[Your instructions]: Determine the number of lines in the listing that include the string "آهنگ"; the reply consists of that number only.

[Input material]:
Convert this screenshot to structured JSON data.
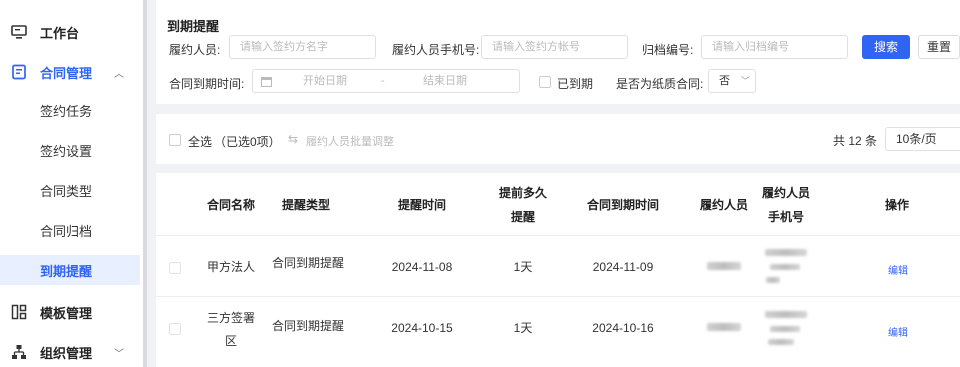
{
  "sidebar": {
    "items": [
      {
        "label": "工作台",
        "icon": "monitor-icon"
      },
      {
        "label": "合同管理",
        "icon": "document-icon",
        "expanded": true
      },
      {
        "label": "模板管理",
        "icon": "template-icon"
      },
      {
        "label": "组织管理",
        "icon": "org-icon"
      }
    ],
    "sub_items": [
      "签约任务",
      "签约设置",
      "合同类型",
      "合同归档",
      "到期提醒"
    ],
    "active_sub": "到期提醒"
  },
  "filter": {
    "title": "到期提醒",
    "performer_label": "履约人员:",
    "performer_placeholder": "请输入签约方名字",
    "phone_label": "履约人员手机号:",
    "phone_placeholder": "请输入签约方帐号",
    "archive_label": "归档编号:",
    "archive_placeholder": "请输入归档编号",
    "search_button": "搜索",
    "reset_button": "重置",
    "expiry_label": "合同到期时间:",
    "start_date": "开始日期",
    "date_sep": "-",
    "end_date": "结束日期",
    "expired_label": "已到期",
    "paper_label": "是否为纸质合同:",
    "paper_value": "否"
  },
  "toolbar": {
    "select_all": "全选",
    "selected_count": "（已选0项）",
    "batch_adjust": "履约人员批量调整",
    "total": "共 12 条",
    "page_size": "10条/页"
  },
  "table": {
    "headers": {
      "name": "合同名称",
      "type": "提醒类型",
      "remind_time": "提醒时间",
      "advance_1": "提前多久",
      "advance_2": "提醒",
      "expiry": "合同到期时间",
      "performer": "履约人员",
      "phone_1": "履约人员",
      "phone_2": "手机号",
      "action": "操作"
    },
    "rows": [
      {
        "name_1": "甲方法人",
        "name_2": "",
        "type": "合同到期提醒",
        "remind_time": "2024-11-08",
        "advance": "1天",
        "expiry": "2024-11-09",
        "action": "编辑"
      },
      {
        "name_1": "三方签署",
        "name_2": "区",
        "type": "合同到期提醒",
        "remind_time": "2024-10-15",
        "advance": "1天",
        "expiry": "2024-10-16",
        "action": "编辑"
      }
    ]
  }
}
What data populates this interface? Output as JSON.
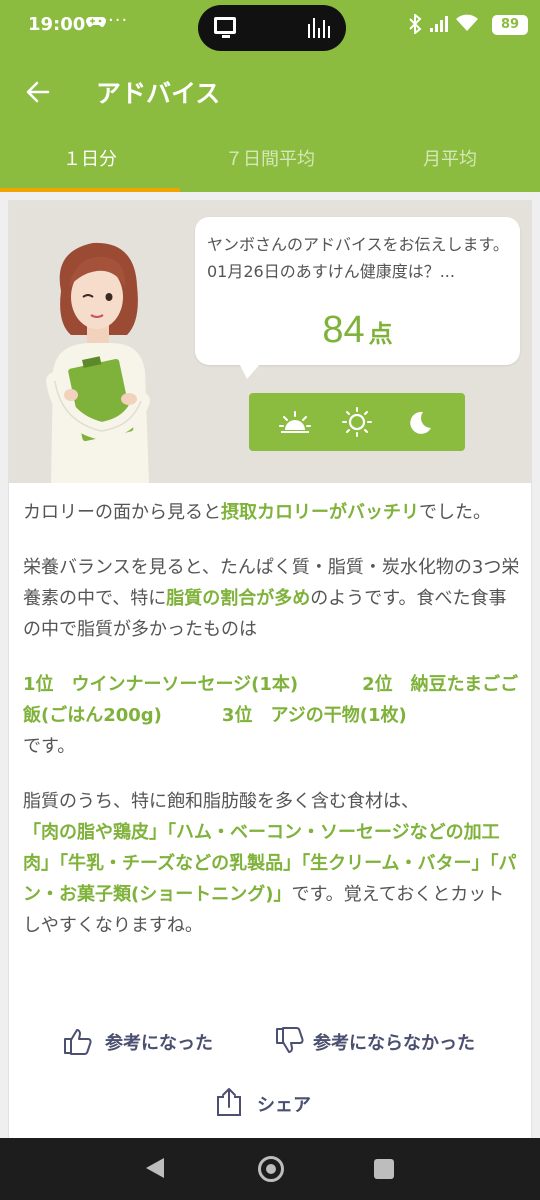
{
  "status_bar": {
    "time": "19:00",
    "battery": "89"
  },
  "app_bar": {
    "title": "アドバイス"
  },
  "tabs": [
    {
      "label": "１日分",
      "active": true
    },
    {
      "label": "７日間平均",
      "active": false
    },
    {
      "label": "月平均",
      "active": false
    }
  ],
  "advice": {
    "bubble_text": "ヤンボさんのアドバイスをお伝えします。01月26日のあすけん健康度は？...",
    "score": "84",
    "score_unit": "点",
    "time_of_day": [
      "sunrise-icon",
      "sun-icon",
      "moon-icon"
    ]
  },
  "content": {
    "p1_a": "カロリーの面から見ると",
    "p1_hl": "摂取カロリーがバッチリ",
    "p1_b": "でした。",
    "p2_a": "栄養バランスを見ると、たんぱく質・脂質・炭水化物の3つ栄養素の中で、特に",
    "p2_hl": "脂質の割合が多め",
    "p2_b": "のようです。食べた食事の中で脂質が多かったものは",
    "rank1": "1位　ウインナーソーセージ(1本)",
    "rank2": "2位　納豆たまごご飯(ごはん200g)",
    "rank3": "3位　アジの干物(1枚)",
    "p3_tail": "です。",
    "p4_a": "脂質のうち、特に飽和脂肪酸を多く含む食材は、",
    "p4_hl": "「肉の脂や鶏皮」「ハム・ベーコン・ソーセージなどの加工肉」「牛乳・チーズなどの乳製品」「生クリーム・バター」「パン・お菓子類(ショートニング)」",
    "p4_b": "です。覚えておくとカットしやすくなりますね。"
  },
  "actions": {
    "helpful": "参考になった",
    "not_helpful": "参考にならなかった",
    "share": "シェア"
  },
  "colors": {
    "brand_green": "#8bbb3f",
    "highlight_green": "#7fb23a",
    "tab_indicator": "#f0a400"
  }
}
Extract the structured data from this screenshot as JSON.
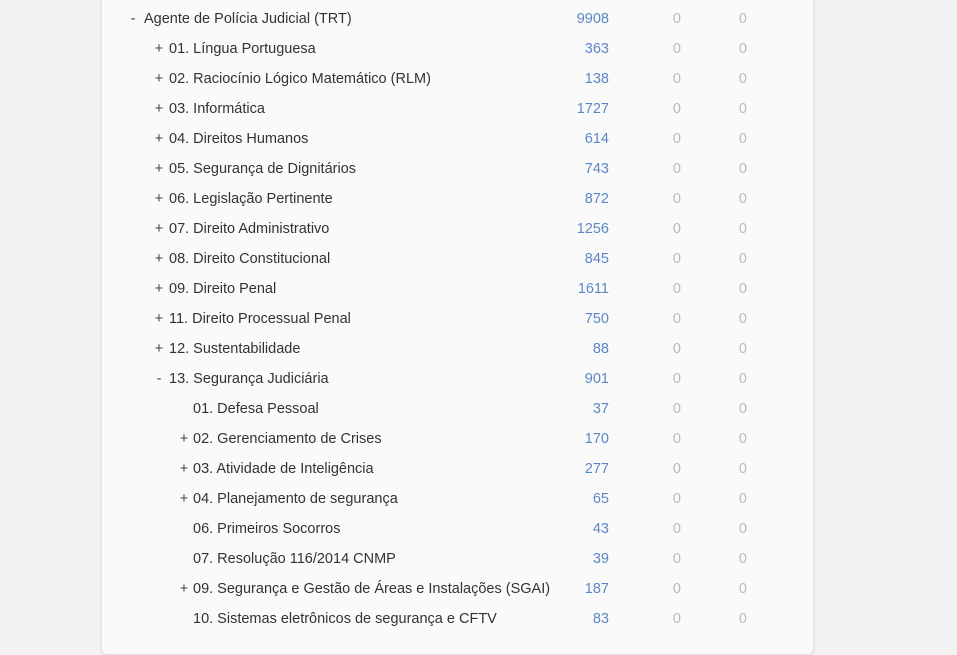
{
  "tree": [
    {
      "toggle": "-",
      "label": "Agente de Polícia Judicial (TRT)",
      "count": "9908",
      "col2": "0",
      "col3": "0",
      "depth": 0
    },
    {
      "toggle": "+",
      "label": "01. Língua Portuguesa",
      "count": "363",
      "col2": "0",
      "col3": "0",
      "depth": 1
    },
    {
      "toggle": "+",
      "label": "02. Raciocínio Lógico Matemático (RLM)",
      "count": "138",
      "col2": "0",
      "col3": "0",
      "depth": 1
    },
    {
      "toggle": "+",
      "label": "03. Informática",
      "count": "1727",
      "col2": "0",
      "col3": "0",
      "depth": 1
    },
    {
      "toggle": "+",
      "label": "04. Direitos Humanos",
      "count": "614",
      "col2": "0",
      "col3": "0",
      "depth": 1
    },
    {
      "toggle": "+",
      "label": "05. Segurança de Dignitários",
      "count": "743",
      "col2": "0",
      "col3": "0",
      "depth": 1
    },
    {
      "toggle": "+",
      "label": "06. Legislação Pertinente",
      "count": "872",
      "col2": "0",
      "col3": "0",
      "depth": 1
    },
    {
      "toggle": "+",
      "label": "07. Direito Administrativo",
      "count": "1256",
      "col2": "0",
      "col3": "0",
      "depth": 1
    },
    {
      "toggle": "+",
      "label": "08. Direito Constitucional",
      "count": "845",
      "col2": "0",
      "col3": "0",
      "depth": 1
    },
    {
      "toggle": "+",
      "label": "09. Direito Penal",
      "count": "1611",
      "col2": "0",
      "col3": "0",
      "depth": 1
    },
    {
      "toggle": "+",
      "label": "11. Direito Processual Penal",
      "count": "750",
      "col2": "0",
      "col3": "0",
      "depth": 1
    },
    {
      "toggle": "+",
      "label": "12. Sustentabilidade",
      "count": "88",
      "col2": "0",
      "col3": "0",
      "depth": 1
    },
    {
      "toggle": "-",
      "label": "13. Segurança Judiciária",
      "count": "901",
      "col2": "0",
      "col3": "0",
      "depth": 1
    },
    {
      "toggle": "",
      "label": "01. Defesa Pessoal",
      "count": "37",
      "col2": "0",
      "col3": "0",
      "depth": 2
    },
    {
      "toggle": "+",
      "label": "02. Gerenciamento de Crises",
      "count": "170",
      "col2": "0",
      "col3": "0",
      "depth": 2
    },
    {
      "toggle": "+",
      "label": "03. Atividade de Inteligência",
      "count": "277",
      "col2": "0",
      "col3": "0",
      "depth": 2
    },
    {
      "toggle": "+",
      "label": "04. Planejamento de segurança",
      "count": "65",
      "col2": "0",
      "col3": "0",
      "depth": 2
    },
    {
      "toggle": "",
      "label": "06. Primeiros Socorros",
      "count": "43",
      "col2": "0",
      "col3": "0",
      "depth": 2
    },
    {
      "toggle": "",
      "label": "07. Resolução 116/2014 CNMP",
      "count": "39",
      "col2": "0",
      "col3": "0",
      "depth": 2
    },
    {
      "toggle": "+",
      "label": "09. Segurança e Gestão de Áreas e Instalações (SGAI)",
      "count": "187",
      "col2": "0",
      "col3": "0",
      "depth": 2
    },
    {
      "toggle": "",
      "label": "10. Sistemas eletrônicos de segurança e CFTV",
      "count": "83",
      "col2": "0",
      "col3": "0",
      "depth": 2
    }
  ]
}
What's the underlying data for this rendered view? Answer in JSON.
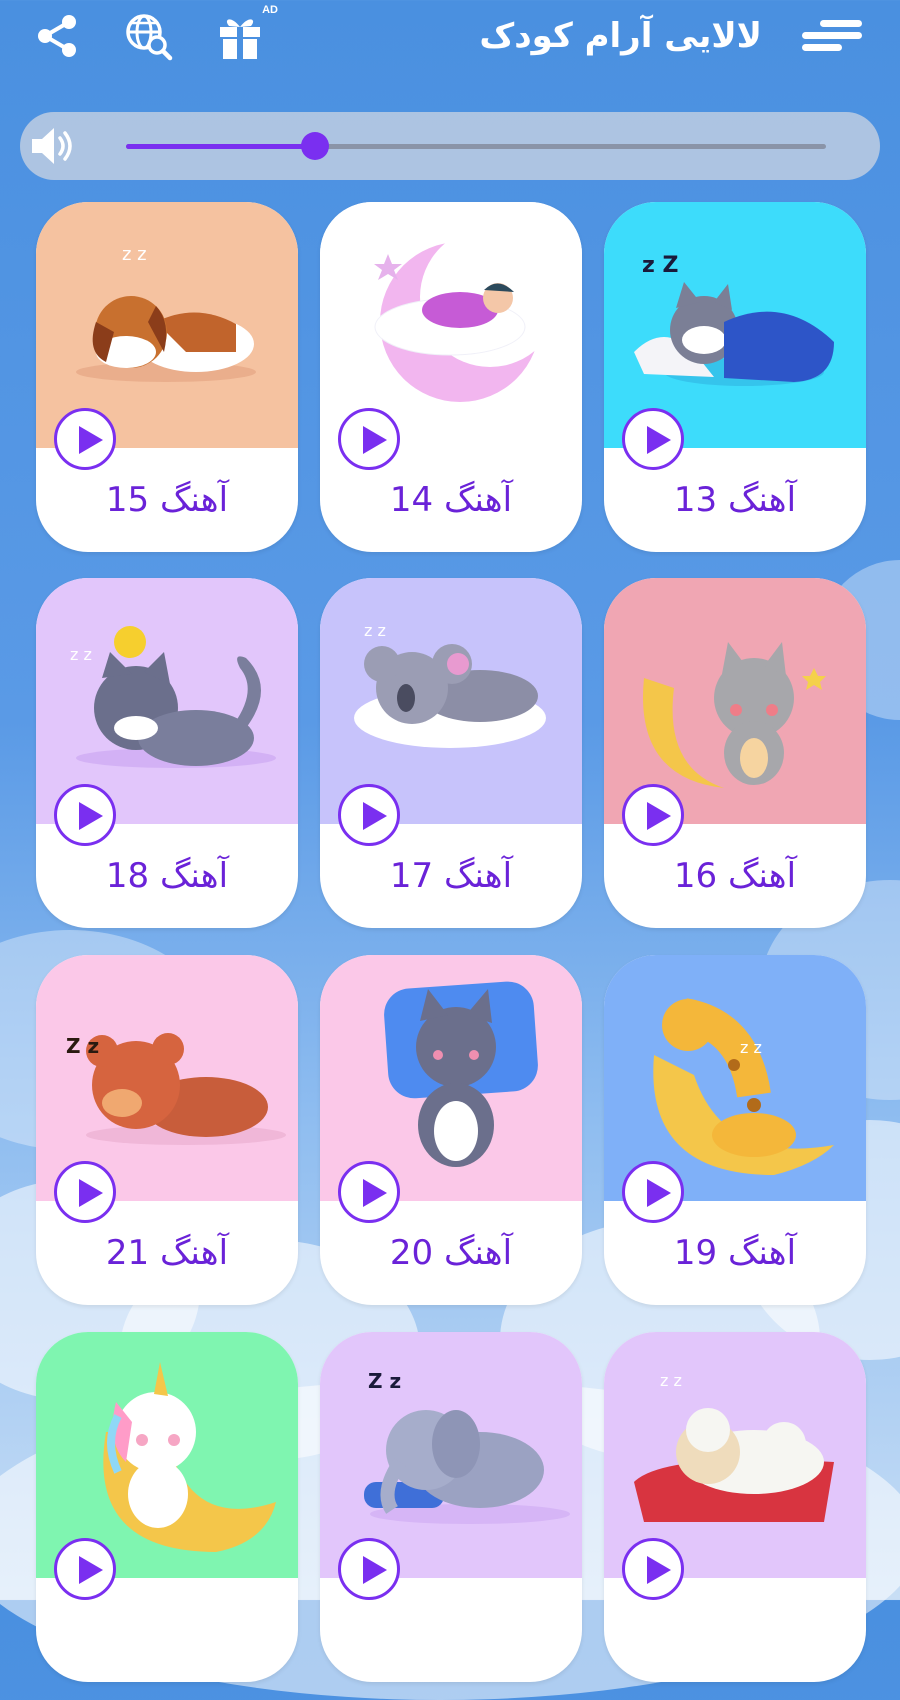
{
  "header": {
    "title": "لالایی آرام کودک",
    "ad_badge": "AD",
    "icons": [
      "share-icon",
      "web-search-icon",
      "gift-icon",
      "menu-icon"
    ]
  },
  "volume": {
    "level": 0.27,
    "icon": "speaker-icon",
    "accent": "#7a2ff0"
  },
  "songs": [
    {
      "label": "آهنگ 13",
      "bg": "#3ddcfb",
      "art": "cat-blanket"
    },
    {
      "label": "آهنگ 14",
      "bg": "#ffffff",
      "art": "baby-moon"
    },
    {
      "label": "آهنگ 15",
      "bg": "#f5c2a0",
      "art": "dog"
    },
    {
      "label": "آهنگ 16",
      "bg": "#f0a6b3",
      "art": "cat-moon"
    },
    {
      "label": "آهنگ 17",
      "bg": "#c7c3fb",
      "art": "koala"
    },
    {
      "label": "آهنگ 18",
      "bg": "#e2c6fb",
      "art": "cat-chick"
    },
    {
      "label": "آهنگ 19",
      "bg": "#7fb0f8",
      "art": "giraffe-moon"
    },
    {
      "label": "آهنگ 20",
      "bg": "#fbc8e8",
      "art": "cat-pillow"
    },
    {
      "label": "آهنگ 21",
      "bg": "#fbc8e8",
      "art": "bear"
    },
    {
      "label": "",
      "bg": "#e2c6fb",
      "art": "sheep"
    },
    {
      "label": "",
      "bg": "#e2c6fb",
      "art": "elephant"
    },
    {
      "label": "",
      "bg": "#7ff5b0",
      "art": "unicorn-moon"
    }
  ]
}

[Result for this exercise]: 9